● INSTRUCTIONS FOR THE TASK:
Check each line of the material below for "title" and copy those where it appears.

● DATA UNDER STUDY:
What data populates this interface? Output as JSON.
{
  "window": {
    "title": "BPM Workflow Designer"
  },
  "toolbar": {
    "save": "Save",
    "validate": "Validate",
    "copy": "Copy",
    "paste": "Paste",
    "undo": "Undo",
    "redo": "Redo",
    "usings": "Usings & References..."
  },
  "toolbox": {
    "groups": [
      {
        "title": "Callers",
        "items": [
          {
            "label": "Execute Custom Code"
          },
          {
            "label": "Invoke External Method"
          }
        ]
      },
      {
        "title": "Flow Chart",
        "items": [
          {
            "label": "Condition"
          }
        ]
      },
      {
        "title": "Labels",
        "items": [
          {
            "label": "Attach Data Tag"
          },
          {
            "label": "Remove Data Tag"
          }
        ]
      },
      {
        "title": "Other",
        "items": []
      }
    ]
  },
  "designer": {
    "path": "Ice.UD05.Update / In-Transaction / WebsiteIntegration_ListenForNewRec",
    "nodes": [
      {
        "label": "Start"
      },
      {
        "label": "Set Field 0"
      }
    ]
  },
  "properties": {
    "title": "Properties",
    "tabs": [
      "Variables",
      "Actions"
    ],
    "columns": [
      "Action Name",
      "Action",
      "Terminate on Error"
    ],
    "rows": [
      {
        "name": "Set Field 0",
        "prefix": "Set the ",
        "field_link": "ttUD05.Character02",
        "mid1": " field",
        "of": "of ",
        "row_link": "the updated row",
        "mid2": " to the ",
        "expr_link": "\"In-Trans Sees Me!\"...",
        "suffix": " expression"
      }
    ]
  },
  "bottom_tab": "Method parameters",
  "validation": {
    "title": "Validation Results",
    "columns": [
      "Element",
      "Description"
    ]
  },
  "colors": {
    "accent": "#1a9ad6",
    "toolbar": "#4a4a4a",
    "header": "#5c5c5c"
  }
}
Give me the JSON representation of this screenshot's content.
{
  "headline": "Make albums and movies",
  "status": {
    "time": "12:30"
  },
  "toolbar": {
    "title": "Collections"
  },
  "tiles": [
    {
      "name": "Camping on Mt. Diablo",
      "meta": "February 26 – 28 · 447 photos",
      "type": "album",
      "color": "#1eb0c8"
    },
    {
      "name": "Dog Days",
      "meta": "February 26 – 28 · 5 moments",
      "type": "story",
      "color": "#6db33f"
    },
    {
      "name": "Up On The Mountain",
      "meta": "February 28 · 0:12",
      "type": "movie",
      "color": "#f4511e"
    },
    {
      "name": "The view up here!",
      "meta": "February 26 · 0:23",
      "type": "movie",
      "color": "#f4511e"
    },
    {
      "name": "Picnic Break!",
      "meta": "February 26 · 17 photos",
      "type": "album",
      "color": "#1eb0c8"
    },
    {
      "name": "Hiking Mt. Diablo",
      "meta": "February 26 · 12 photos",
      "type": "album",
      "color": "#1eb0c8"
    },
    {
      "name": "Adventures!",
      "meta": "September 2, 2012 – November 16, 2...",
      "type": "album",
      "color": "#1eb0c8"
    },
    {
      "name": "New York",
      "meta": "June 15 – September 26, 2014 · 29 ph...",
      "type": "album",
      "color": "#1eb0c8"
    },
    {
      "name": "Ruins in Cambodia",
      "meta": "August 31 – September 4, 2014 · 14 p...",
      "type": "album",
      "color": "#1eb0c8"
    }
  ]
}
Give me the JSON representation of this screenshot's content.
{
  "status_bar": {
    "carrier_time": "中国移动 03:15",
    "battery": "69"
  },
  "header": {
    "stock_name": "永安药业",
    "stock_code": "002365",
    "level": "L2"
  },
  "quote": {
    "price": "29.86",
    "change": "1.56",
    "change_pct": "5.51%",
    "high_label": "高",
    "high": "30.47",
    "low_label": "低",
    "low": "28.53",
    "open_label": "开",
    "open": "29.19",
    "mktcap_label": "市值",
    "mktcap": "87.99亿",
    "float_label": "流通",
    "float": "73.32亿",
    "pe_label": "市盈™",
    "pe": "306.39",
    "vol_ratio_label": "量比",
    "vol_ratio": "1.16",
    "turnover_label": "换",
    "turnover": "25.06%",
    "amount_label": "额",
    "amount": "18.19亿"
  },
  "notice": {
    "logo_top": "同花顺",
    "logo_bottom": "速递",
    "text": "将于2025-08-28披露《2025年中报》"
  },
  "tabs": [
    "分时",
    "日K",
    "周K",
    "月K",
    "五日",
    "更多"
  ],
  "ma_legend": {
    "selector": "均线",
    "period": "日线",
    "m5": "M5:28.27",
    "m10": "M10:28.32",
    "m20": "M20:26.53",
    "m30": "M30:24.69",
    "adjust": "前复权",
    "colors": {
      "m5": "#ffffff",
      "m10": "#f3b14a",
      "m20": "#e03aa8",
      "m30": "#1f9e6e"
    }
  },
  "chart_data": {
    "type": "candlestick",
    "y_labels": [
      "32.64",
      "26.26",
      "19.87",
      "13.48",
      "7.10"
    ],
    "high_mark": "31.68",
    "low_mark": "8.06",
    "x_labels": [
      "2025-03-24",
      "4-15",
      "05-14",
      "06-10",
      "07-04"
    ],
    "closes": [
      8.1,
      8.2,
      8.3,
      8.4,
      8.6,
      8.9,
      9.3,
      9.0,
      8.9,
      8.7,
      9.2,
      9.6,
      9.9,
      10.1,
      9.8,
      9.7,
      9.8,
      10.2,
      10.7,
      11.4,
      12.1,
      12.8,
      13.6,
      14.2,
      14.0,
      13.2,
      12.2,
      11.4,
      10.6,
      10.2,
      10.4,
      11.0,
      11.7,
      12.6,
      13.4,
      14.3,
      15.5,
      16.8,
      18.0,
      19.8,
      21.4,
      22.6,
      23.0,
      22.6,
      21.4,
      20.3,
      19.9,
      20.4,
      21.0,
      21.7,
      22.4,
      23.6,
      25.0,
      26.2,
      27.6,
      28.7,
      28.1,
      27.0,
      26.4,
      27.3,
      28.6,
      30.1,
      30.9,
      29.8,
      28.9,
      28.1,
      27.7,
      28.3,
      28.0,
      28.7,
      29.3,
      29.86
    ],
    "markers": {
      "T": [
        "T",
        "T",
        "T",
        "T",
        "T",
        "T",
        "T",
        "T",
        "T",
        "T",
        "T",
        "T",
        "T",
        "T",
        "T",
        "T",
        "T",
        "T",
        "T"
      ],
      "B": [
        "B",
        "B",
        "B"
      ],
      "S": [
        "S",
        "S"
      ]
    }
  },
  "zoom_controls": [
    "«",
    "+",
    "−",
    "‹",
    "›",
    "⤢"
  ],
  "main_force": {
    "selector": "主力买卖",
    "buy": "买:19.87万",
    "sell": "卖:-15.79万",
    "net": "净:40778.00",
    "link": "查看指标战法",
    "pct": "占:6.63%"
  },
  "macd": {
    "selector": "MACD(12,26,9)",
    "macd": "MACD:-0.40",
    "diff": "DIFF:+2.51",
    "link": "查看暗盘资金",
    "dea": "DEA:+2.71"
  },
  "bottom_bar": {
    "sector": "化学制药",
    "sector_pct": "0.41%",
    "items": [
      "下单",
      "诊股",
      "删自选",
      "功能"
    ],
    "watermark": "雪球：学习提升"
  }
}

● SOLUTION TO THE PROBLEM:
    "title": "BPM Workflow Designer"
        "title": "Callers",
        "title": "Flow Chart",
        "title": "Labels",
        "title": "Other",
    "title": "Properties",
    "title": "Validation Results",
    "title": "Collections"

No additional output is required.